Why would anybody want to attend group therapy? Understanding mental health treatment. Part 3: Group therapy
We have arrived at part 3 of the series on understanding all the different types of therapy! This article will provide insight into the world of group therapy. This is usually a less intense and less personalized version of individual therapy where people are generally stable enough to return home after session and can be seen with less frequency. If you are at this level of treatment and are able to maintain progress, then you should feel pretty good about that because you doing relatively well! I will talk about what you can expect as well as some of the pros and cons.
What is the purpose of group therapy? Generally speaking, people are resistant to group. I can totally understand that! There is nothing quite as inorganic in life as group therapy. First of all, you are in a group filled with people you do not know with the common ground of a problem you do not want to really expose or share.
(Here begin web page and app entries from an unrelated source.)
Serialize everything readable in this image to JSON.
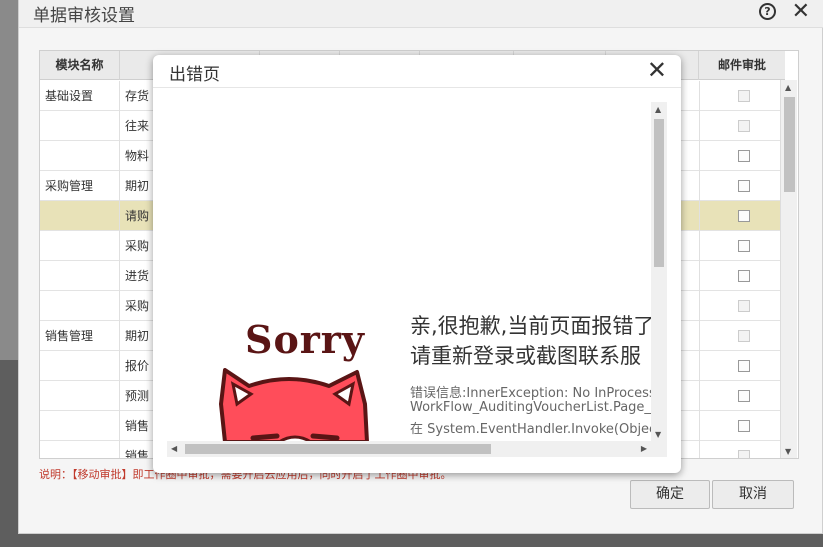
{
  "outer": {
    "title": "单据审核设置",
    "help_glyph": "?",
    "close_glyph": "✕",
    "columns": {
      "module": "模块名称",
      "mail": "邮件审批"
    },
    "rows": [
      {
        "module": "基础设置",
        "name": "存货",
        "mail_enabled": false,
        "selected": false
      },
      {
        "module": "",
        "name": "往来",
        "mail_enabled": false,
        "selected": false
      },
      {
        "module": "",
        "name": "物料",
        "mail_enabled": true,
        "selected": false
      },
      {
        "module": "采购管理",
        "name": "期初",
        "mail_enabled": true,
        "selected": false
      },
      {
        "module": "",
        "name": "请购",
        "mail_enabled": true,
        "selected": true
      },
      {
        "module": "",
        "name": "采购",
        "mail_enabled": true,
        "selected": false
      },
      {
        "module": "",
        "name": "进货",
        "mail_enabled": true,
        "selected": false
      },
      {
        "module": "",
        "name": "采购",
        "mail_enabled": false,
        "selected": false
      },
      {
        "module": "销售管理",
        "name": "期初",
        "mail_enabled": false,
        "selected": false
      },
      {
        "module": "",
        "name": "报价",
        "mail_enabled": true,
        "selected": false
      },
      {
        "module": "",
        "name": "预测",
        "mail_enabled": true,
        "selected": false
      },
      {
        "module": "",
        "name": "销售",
        "mail_enabled": true,
        "selected": false
      },
      {
        "module": "",
        "name": "销售",
        "mail_enabled": false,
        "selected": false
      }
    ],
    "note": "说明：【移动审批】即工作圈中审批，需要开启云应用后，同时开启了工作圈中审批。",
    "ok_label": "确定",
    "cancel_label": "取消"
  },
  "error_dialog": {
    "title": "出错页",
    "close_glyph": "✕",
    "sorry_word": "Sorry",
    "message_line1": "亲,很抱歉,当前页面报错了",
    "message_line2": "请重新登录或截图联系服",
    "detail_line1": "错误信息:InnerException: No InProcess",
    "detail_line2": "WorkFlow_AuditingVoucherList.Page_Lo",
    "detail_line3": "在 System.EventHandler.Invoke(Object"
  },
  "colors": {
    "selected_row": "#e8e2b8",
    "note_text": "#c0392b",
    "mascot_red": "#ff4d5a",
    "mascot_outline": "#5a1515"
  }
}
Then you are sitting in a semi-large circle staring at each other while a facilitator is leading discussion. It can be very weird at first! So what are the benefits of group? One of the biggest benefits of group is that you get an opportunity to be with people who understand your struggles on a personal level because that is why they are there too. There is something powerful and reassuring to know that you are not alone with your challenges. You form a special kind of support and community that can be found nowhere else quite like group. Another big benefit to group is that it sets up an environment to practice certain skills and interactions that cannot be simulated in individual therapy. For example, if someone has challenges making new friends with their peers at school, it would be much more beneficial for a teen to be a part of a teen group rather than talk about ways to interact with peers with an adult therapist. Clearly it is just not the same! A teen may speak eloquently and confidently in front of me, but that does not mean it will translate over to interactions with people his or her age. This is often true with family situations where the relational system needs to be examined and modified. Lastly, in some cases group therapy is offered more frequently so one can engage in treatment and learn more quickly compared to less frequent sessions with their individual therapist.
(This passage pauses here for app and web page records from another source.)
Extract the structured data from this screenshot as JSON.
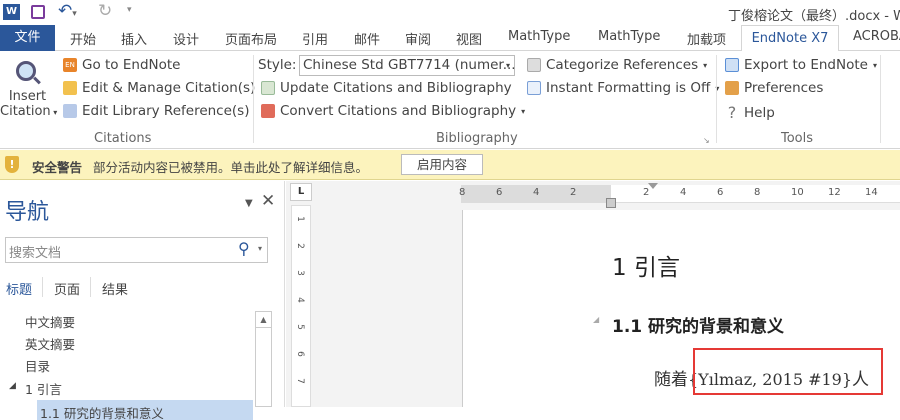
{
  "title_bar": {
    "document_title": "丁俊榕论文（最终）.docx - W"
  },
  "tabs": {
    "file": "文件",
    "items": [
      "开始",
      "插入",
      "设计",
      "页面布局",
      "引用",
      "邮件",
      "审阅",
      "视图",
      "MathType",
      "MathType",
      "加载项"
    ],
    "active": "EndNote X7",
    "last": "ACROBA"
  },
  "ribbon": {
    "insert_citation": "Insert",
    "insert_citation2": "Citation",
    "go_to_endnote": "Go to EndNote",
    "edit_manage": "Edit & Manage Citation(s)",
    "edit_library": "Edit Library Reference(s)",
    "citations_group": "Citations",
    "style_label": "Style:",
    "style_value": "Chinese Std GBT7714 (numer...",
    "update": "Update Citations and Bibliography",
    "convert": "Convert Citations and Bibliography",
    "categorize": "Categorize References",
    "instant": "Instant Formatting is Off",
    "bibliography_group": "Bibliography",
    "export": "Export to EndNote",
    "preferences": "Preferences",
    "help": "Help",
    "tools_group": "Tools"
  },
  "warning": {
    "title": "安全警告",
    "message": "部分活动内容已被禁用。单击此处了解详细信息。",
    "button": "启用内容"
  },
  "nav": {
    "title": "导航",
    "search_placeholder": "搜索文档",
    "tabs": [
      "标题",
      "页面",
      "结果"
    ],
    "items": [
      "中文摘要",
      "英文摘要",
      "目录",
      "1 引言",
      "1.1 研究的背景和意义"
    ]
  },
  "ruler": {
    "corner": "L",
    "h_ticks": [
      "8",
      "6",
      "4",
      "2",
      "2",
      "4",
      "6",
      "8",
      "10",
      "12",
      "14"
    ],
    "v_ticks": [
      "1",
      "2",
      "3",
      "4",
      "5",
      "6",
      "7"
    ]
  },
  "document": {
    "heading1": "1 引言",
    "heading2": "1.1 研究的背景和意义",
    "para_prefix": "随着",
    "citation": "{Yılmaz, 2015 #19}",
    "para_suffix": "人"
  },
  "colors": {
    "accent": "#2b579a",
    "warning_bg": "#fcf3bd",
    "highlight_box": "#e53935"
  }
}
There are two kinds of groups that you may want to be aware: 1) Skills-based groups and 2) Progress-based groups. Skills-based groups as the name implies focuses on learning skills that you can use to better manage your life. These skills may include coping strategies, social skills, communication skills, managing symptoms of different disorders (e.g., PTSD, Depression, Anxiety), and a wide variety of other topics. There is usually very little sharing required about your personal situation and more about learning the skills. The hope is that you can take the newly learned skills and work with your individual therapist on how to implement them into your personal situation. Process-based groups is much more about sharing personal experiences and talking through challenges so that there is a deeper understanding of the problems as well as collaborative ways to solve them. A certain level of vulnerability is required to benefit from process-based groups but the reward can be so much richer in getting the emotional support you need. If you are ever wondering about the nature of any group, I would recommend contacting the therapist and asking if it is a primarily a skills-based or process-based group!
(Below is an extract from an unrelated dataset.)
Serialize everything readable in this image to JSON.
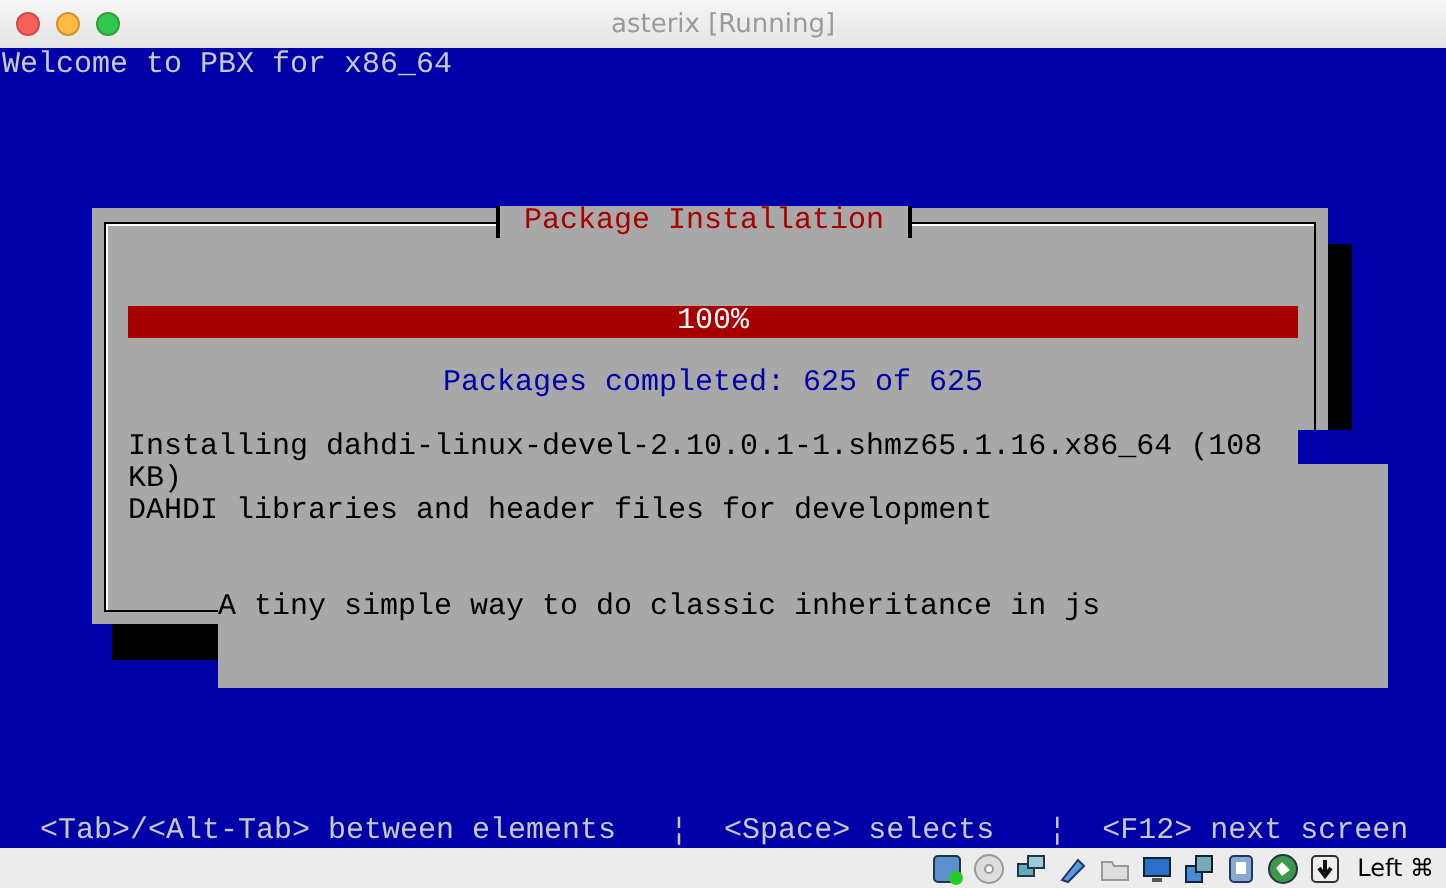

The time frame for group therapy can range from multiple times a week to once every two weeks or month. There are so many possibilities with the groups in terms of topic and style. Some examples of groups offered here in Kaiser Permanente include social skills group, depression group, happiness group, adults affected by childhood sexual abuse group, work stress group, parenting skills group, middle school boys group, anger management group, etc. Most clinics or centers that have groups will only be able to have a select number of topics depending on how many staff members are able to lead these groups.
Just like there are benefits to group therapy, there are also some inherent drawbacks. One potential drawback is that the group may sometimes feel irrelevant. Many times with skills-based groups, there is a teaching curriculum that the therapist follows to cover all the necessary topics. I remember one teen telling me that his main issue was anxiety but the group topic that day was about anger management which was not a relevant topic for him. Another common complaint is that the group feels less personal and there isn’t enough time to share. Depending on how large the group may be or how much content the facilitators want to cover, an individual may feel like there is very little time to process or share his or her thoughts. Many times facilitators give an opportunity to do a check-in update with every group member. That may not be enough for you which is where individual therapy can fill in some of those gaps. There are also incidences where you may not get along with a group member or simply feel like an outsider. That can make it challenging to share personal information.
In conclusion, I believe group therapy can be very beneficial and powerful for people’s treatment and personal growth. Group therapy is often adjunct and supplemental to individual therapy rather than something that takes place of individual therapy. I also believe that group therapy is not for everyone as well. I would recommend giving group therapy a chance by attending at least two times with an open mind before deciding whether or not to continue. At the end of the day, do what is healthy and moves you forward in life. For more entries like this, please visit me on my blog.